In fact, as Chris McGillion has shown in A Long Way From Rome: Why the Australian Catholic Church is in Crisis, the number of Catholics attending Mass weekly declined by 10 per cent between 1991 and 1996 (compared with an average 2 per cent decline in church attendance for the same period among Anglicans and protestants). This means that the Roman Catholic Church in Australia ‘caught up’ with the rest. The problem is that this accelerated rate of decline is not slowing down.
In case the reader thinks that 14% to 15% isn’t too bad, I must refer to an intriguing study of church attendance surveys: Did You Really Go To Church This Week? Behind the Poll Data by C Kirk Hadaway and PL Marler in The Christian Century, May 6, 1998, pp472–475. Hadaway and Marler conclude that in every attendance survey they looked at, about half the people were not telling the truth. In other words, the real figure for weekly attendance is probably about 7% in Australia. My feeling is that this is, in fact, more like the true picture.
However, in his remarks about Australia in The Tide is Running Out, Peter Brierly says that, ‘While the estimated numbers attending weekly fell by nearly 300,000 between 1982 and 1998, the same method of estimation suggests that the numbers attending within a month rose by about 21,000. In 1998, 20 per cent of the Australian population claimed to attend church once a month or more often.’

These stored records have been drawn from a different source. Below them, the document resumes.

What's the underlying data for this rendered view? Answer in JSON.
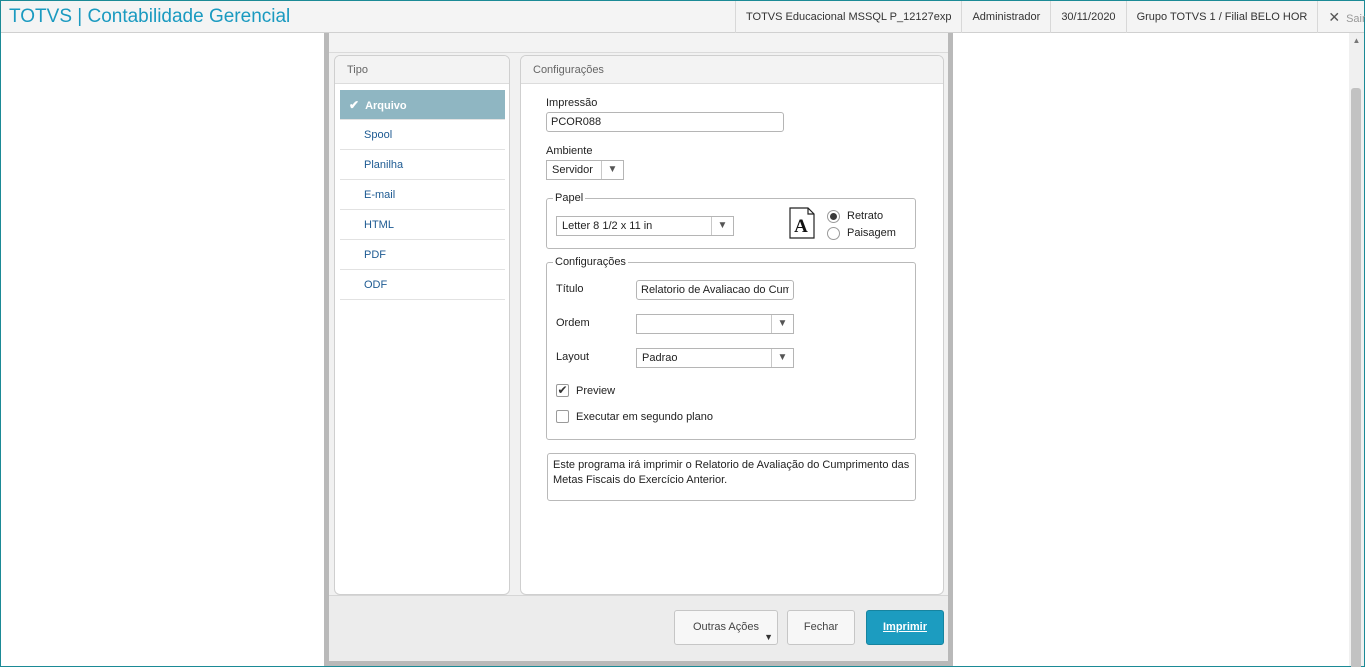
{
  "header": {
    "app_title": "TOTVS | Contabilidade Gerencial",
    "environment": "TOTVS Educacional MSSQL P_12127exp",
    "user": "Administrador",
    "date": "30/11/2020",
    "company": "Grupo TOTVS 1 / Filial BELO HOR",
    "logout_label": "Sair"
  },
  "tipo": {
    "title": "Tipo",
    "items": [
      {
        "label": "Arquivo",
        "selected": true
      },
      {
        "label": "Spool"
      },
      {
        "label": "Planilha"
      },
      {
        "label": "E-mail"
      },
      {
        "label": "HTML"
      },
      {
        "label": "PDF"
      },
      {
        "label": "ODF"
      }
    ]
  },
  "config": {
    "title": "Configurações",
    "impressao_label": "Impressão",
    "impressao_value": "PCOR088",
    "ambiente_label": "Ambiente",
    "ambiente_value": "Servidor",
    "papel": {
      "legend": "Papel",
      "size_value": "Letter 8 1/2 x 11 in",
      "icon_letter": "A",
      "retrato_label": "Retrato",
      "paisagem_label": "Paisagem",
      "orientation": "Retrato"
    },
    "group": {
      "legend": "Configurações",
      "titulo_label": "Título",
      "titulo_value": "Relatorio de Avaliacao do Cump",
      "ordem_label": "Ordem",
      "ordem_value": "",
      "layout_label": "Layout",
      "layout_value": "Padrao",
      "preview_label": "Preview",
      "preview_checked": true,
      "background_label": "Executar em segundo plano",
      "background_checked": false
    },
    "description_line1": "Este programa irá imprimir o Relatorio de Avaliação do Cumprimento das",
    "description_line2": "Metas Fiscais do Exercício Anterior."
  },
  "footer": {
    "outras_label": "Outras Ações",
    "fechar_label": "Fechar",
    "imprimir_label": "Imprimir"
  }
}
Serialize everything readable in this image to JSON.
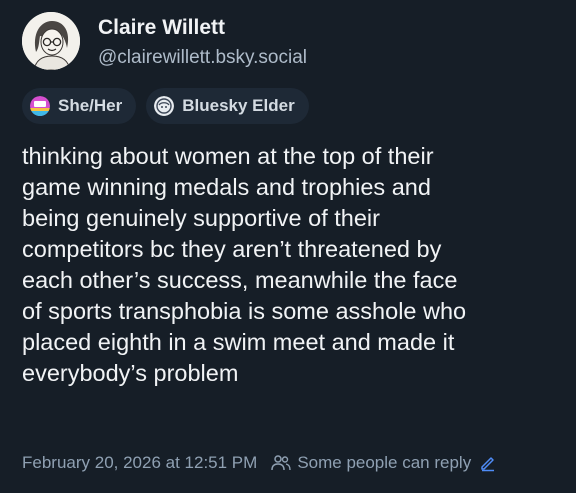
{
  "author": {
    "display_name": "Claire Willett",
    "handle": "@clairewillett.bsky.social",
    "avatar_icon": "user-avatar"
  },
  "badges": [
    {
      "label": "She/Her",
      "icon": "pronoun-badge-icon"
    },
    {
      "label": "Bluesky Elder",
      "icon": "elder-badge-icon"
    }
  ],
  "post": {
    "text": "thinking about women at the top of their\ngame winning medals and trophies and\nbeing genuinely supportive of their\ncompetitors bc they aren’t threatened by\neach other’s success, meanwhile the face\nof sports transphobia is some asshole who\nplaced eighth in a swim meet and made it\neverybody’s problem",
    "timestamp": "February 20, 2026 at 12:51 PM",
    "reply_setting": "Some people can reply"
  },
  "colors": {
    "background": "#161e27",
    "text": "#f1f3f5",
    "muted": "#8fa0b2",
    "accent": "#4f8cf7"
  }
}
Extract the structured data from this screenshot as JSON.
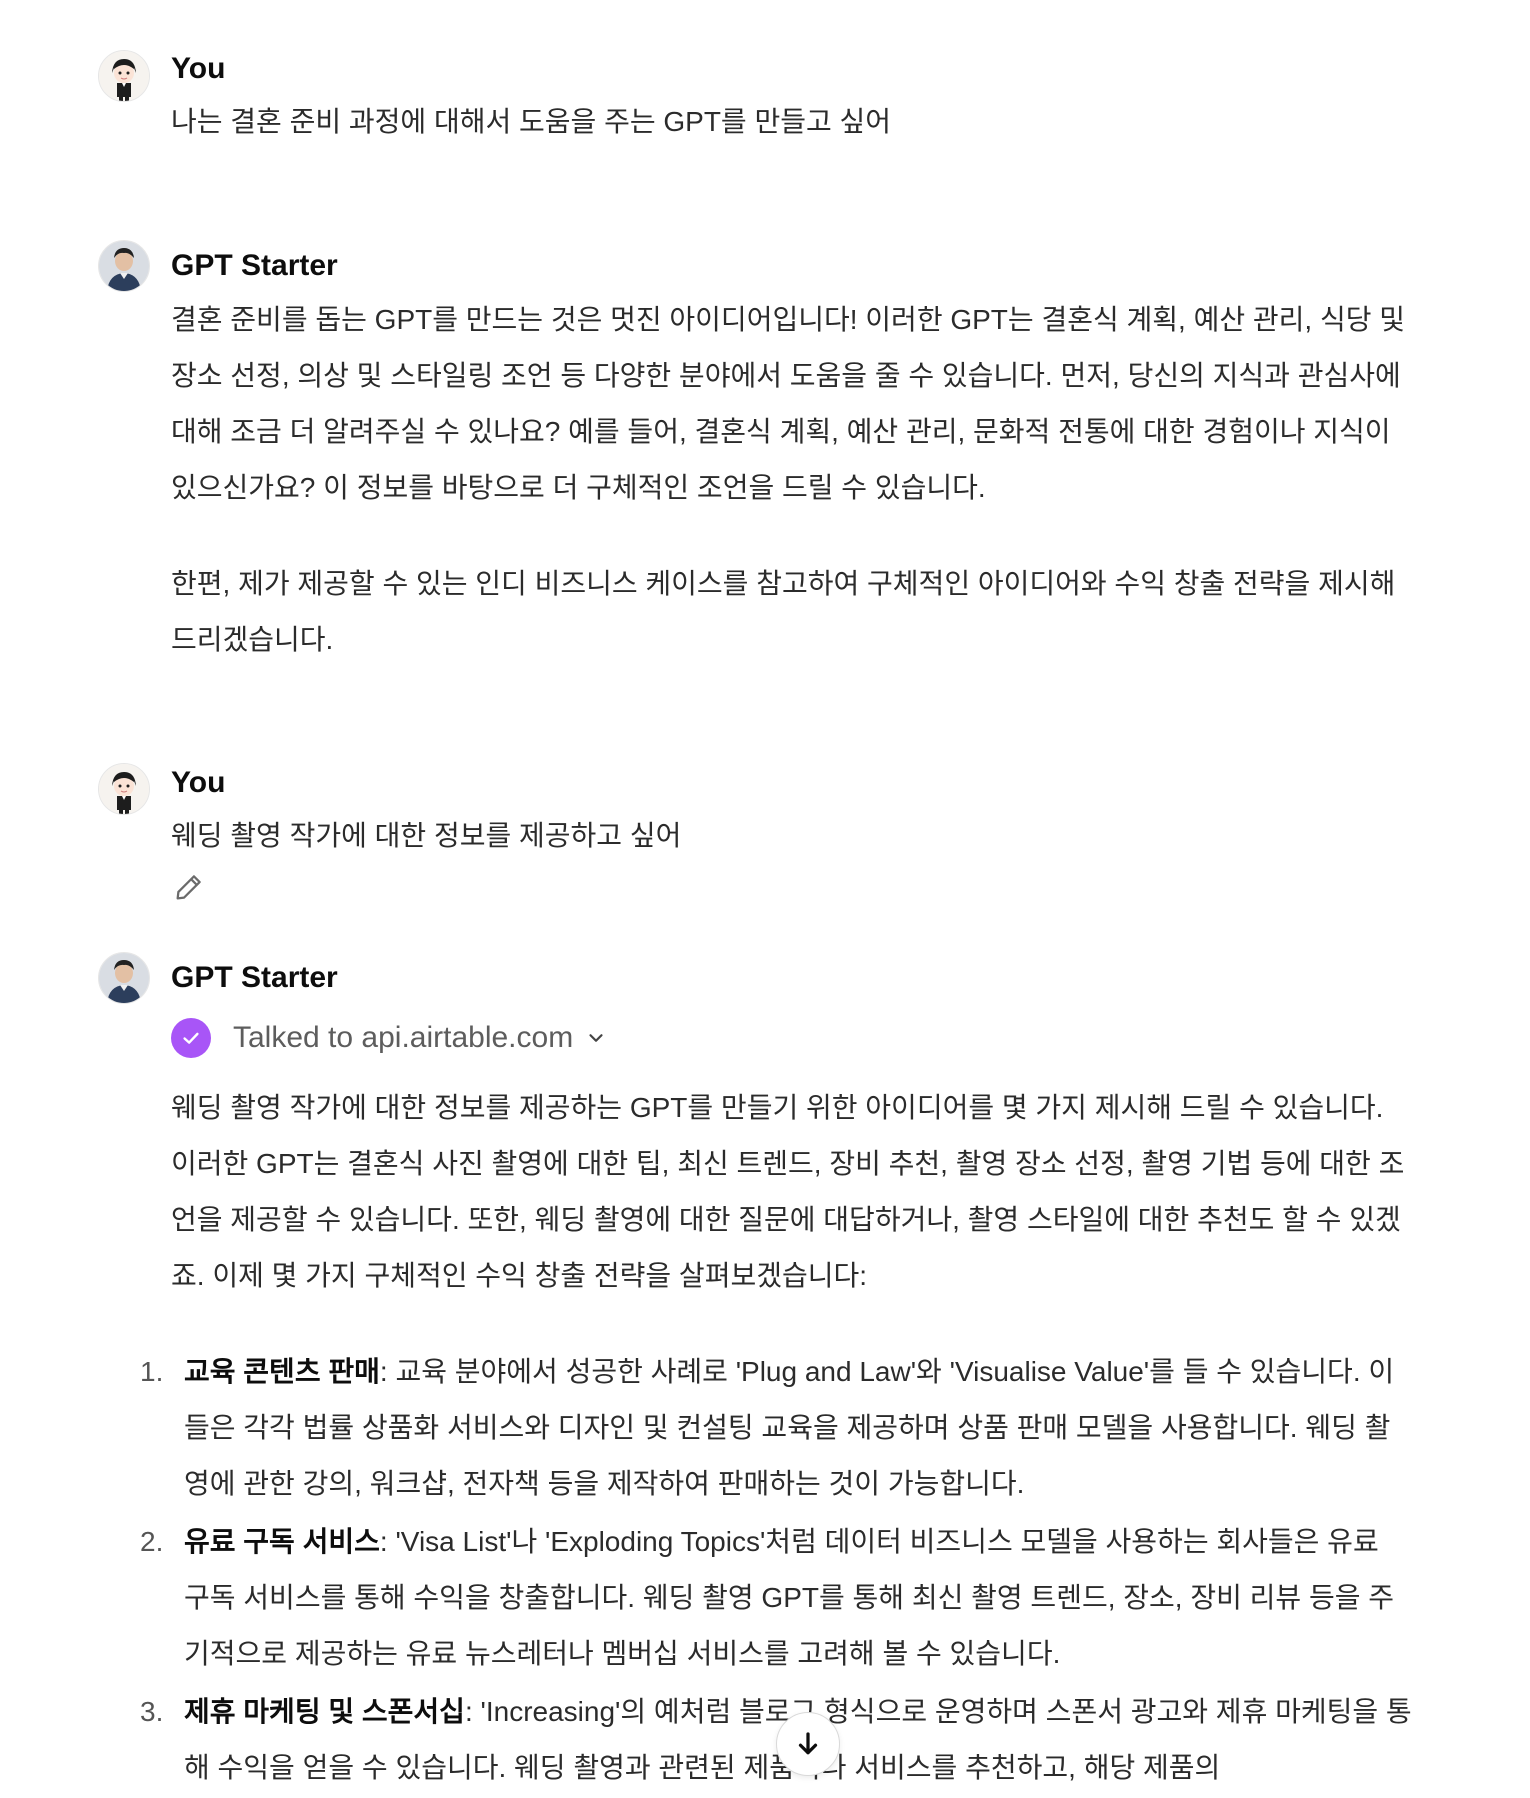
{
  "messages": [
    {
      "role": "user",
      "author": "You",
      "text": "나는 결혼 준비 과정에 대해서 도움을 주는 GPT를 만들고 싶어"
    },
    {
      "role": "assistant",
      "author": "GPT Starter",
      "paragraphs": [
        "결혼 준비를 돕는 GPT를 만드는 것은 멋진 아이디어입니다! 이러한 GPT는 결혼식 계획, 예산 관리, 식당 및 장소 선정, 의상 및 스타일링 조언 등 다양한 분야에서 도움을 줄 수 있습니다. 먼저, 당신의 지식과 관심사에 대해 조금 더 알려주실 수 있나요? 예를 들어, 결혼식 계획, 예산 관리, 문화적 전통에 대한 경험이나 지식이 있으신가요? 이 정보를 바탕으로 더 구체적인 조언을 드릴 수 있습니다.",
        "한편, 제가 제공할 수 있는 인디 비즈니스 케이스를 참고하여 구체적인 아이디어와 수익 창출 전략을 제시해 드리겠습니다."
      ]
    },
    {
      "role": "user",
      "author": "You",
      "text": "웨딩 촬영 작가에 대한 정보를 제공하고 싶어"
    },
    {
      "role": "assistant",
      "author": "GPT Starter",
      "tool_call": "Talked to api.airtable.com",
      "intro": "웨딩 촬영 작가에 대한 정보를 제공하는 GPT를 만들기 위한 아이디어를 몇 가지 제시해 드릴 수 있습니다. 이러한 GPT는 결혼식 사진 촬영에 대한 팁, 최신 트렌드, 장비 추천, 촬영 장소 선정, 촬영 기법 등에 대한 조언을 제공할 수 있습니다. 또한, 웨딩 촬영에 대한 질문에 대답하거나, 촬영 스타일에 대한 추천도 할 수 있겠죠. 이제 몇 가지 구체적인 수익 창출 전략을 살펴보겠습니다:",
      "list": [
        {
          "num": "1.",
          "title": "교육 콘텐츠 판매",
          "body": ": 교육 분야에서 성공한 사례로 'Plug and Law'와 'Visualise Value'를 들 수 있습니다. 이들은 각각 법률 상품화 서비스와 디자인 및 컨설팅 교육을 제공하며 상품 판매 모델을 사용합니다. 웨딩 촬영에 관한 강의, 워크샵, 전자책 등을 제작하여 판매하는 것이 가능합니다."
        },
        {
          "num": "2.",
          "title": "유료 구독 서비스",
          "body": ": 'Visa List'나 'Exploding Topics'처럼 데이터 비즈니스 모델을 사용하는 회사들은 유료 구독 서비스를 통해 수익을 창출합니다. 웨딩 촬영 GPT를 통해 최신 촬영 트렌드, 장소, 장비 리뷰 등을 주기적으로 제공하는 유료 뉴스레터나 멤버십 서비스를 고려해 볼 수 있습니다."
        },
        {
          "num": "3.",
          "title": "제휴 마케팅 및 스폰서십",
          "body": ": 'Increasing'의 예처럼 블로그 형식으로 운영하며 스폰서 광고와 제휴 마케팅을 통해 수익을 얻을 수 있습니다. 웨딩 촬영과 관련된 제품이나 서비스를 추천하고, 해당 제품의"
        }
      ]
    }
  ],
  "icons": {
    "edit": "pencil-icon",
    "tool_status": "check-icon",
    "expand": "chevron-down-icon",
    "scroll": "arrow-down-icon"
  },
  "colors": {
    "tool_check": "#a855f7"
  }
}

The real crisis we face is not the slide in attendance levels, but the slide in frequency of attendance. According to the Evangelical Anglican Church growth expert, Peter Corney from Melbourne, ‘It doesn’t matter whether you’re a small local family church, a big mega-church, or anything in between. The people who used to come to church 4 times a month now come 3 times a month; the people who used to come 3 times a month now come twice a month; and so it goes on. And we’re talking here about our committed people, not just the fringe people who come only occasionally.’
This affects the availability of the most committed, and it frequently affects their giving. It is related to factors such as both parents working, and the longer hours that those with jobs are expected to work. Also, the fact that today’s proper emphasis on ‘quality time’ with the family often degenerates into a frenetic seven day a week delivering of children to sporting and social activities, further complicating the commitments families have.
According to Corney, even among the very committed, the church is less central than clergy imagine it to be; it has been pushed to the periphery where it jostles for attention with all the other things people are involved in. One of the results of this is that in societies like Australia being a Christian easily becomes over-individualized, privatized, and purely a matter, of ‘my’ spirituality. One of the results of this process is that a vast proportion of Australian Roman Catholics have become, to all intents and purposes, extremely protestant in their general orientation to the Faith, while entertaining a nostalgic attachment to the Church because it is ‘my culture’ or ‘it helps me in ‘my spirituality’.
It is clear that those who are called to evangelistic and pastoral ministry must develop strategies that take into account the changing patterns of attendance and involvement among our most committed people. We will not change anything by simply complaining about why things are as they are. Next month’s Letter From Australia will look at what those congregations who are bucking the trend Down Under are doing right.